In many ways, these are mini-unit studies rather than the full-blown unit studies we are used to. With a CM Education, the unit studies should enhance, or adapt, your regular lessons and not necessarily replace them. As an example, instead of breaking up Ancient Egypt and Ancient China into chronological segments that way Story of the World did we studied them as mini-unit studies using our regular history materials with videos, games and roleplaying added in. The children strongly disliked the disjointed approach of SOTW so I used unit studies as a format for them to see how everything within that civilization related to each other. We also did some informal comparisons of Ancient Egypt to modern Egypt and the same with Ancient vs. modern China. This provided a way of livening up our history lessons and making it seem more alive for the kids without me spoonfeeding information to them.
As long as you are not spoon feeding information to your children and you are not making connections and relationships for them there is no way to do an informal unit study incorrectly! Truly, it is so simple that my girls sometimes create their own unit studies with what they can find around the house.
Recommended Resources for Informal Unit Studies

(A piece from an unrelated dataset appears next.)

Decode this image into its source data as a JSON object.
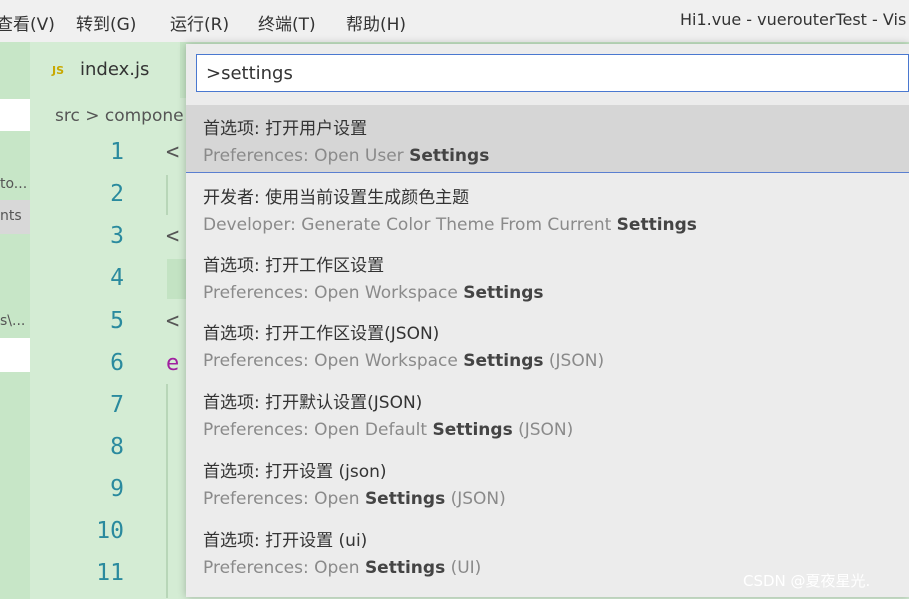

I have not come across one single unit study program that I would recommend for use with Charlotte Mason! ALL of them spoonfeed information and make the connections for the child which is the direct opposite of what Ms. Mason advocated. Instead, I have found it useful to just adapt the materials I am already using, such as the Ancient Egypt example where we simply combined all of the Ancient Egypt chapters in SOTW, rather than doing those chapters in the order written. For the elementary years, I have used some teacher resources for supplementing my own materials. I am particularly fond of the Literature and Thematic Unit resource books from Teacher Created Materials. We have NEVER used those books cover to cover. Instead, the kids and I go through them together determining which activities they actually WANT to do. I’ve noticed they focus on the drawing and hands-on activities, skipping much of the writing assignments. I do use the background information and test questions in my verbal discussions with the kids. The formal test questions are often easily adapted into more narrative-friendly questions. In general, my middle schooler and high schooler do not enjoy unit studies a much as they did when they were younger so we are slowly easing out of this method of learning.